** Records provided follows **
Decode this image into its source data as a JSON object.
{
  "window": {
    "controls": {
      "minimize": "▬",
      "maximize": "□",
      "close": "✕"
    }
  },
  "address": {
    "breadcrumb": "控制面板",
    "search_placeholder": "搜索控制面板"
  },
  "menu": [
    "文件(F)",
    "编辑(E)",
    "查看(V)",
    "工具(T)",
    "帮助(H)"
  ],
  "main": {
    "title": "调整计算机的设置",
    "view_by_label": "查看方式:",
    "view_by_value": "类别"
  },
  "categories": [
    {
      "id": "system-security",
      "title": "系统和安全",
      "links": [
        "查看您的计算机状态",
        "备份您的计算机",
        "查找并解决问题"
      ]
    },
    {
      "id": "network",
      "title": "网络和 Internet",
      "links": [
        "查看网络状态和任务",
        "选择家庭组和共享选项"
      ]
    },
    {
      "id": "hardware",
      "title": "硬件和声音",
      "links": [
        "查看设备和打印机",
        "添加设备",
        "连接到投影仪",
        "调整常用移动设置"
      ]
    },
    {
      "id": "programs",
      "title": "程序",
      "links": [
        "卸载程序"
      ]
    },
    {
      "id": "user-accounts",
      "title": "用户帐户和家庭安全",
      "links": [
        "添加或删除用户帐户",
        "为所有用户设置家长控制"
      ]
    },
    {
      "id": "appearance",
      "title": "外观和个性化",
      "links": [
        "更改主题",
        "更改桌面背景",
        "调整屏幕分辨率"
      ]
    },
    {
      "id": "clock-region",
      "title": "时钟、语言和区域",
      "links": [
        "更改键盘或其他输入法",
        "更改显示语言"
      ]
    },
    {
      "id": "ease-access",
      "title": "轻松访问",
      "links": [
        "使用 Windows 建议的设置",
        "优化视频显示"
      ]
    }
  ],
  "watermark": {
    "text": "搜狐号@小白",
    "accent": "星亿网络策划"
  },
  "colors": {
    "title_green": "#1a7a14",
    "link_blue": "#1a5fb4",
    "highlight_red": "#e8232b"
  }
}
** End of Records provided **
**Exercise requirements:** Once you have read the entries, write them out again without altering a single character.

**Finished exercise:**
Decode this image into its source data as a JSON object.
{
  "window": {
    "controls": {
      "minimize": "▬",
      "maximize": "□",
      "close": "✕"
    }
  },
  "address": {
    "breadcrumb": "控制面板",
    "search_placeholder": "搜索控制面板"
  },
  "menu": [
    "文件(F)",
    "编辑(E)",
    "查看(V)",
    "工具(T)",
    "帮助(H)"
  ],
  "main": {
    "title": "调整计算机的设置",
    "view_by_label": "查看方式:",
    "view_by_value": "类别"
  },
  "categories": [
    {
      "id": "system-security",
      "title": "系统和安全",
      "links": [
        "查看您的计算机状态",
        "备份您的计算机",
        "查找并解决问题"
      ]
    },
    {
      "id": "network",
      "title": "网络和 Internet",
      "links": [
        "查看网络状态和任务",
        "选择家庭组和共享选项"
      ]
    },
    {
      "id": "hardware",
      "title": "硬件和声音",
      "links": [
        "查看设备和打印机",
        "添加设备",
        "连接到投影仪",
        "调整常用移动设置"
      ]
    },
    {
      "id": "programs",
      "title": "程序",
      "links": [
        "卸载程序"
      ]
    },
    {
      "id": "user-accounts",
      "title": "用户帐户和家庭安全",
      "links": [
        "添加或删除用户帐户",
        "为所有用户设置家长控制"
      ]
    },
    {
      "id": "appearance",
      "title": "外观和个性化",
      "links": [
        "更改主题",
        "更改桌面背景",
        "调整屏幕分辨率"
      ]
    },
    {
      "id": "clock-region",
      "title": "时钟、语言和区域",
      "links": [
        "更改键盘或其他输入法",
        "更改显示语言"
      ]
    },
    {
      "id": "ease-access",
      "title": "轻松访问",
      "links": [
        "使用 Windows 建议的设置",
        "优化视频显示"
      ]
    }
  ],
  "watermark": {
    "text": "搜狐号@小白",
    "accent": "星亿网络策划"
  },
  "colors": {
    "title_green": "#1a7a14",
    "link_blue": "#1a5fb4",
    "highlight_red": "#e8232b"
  }
}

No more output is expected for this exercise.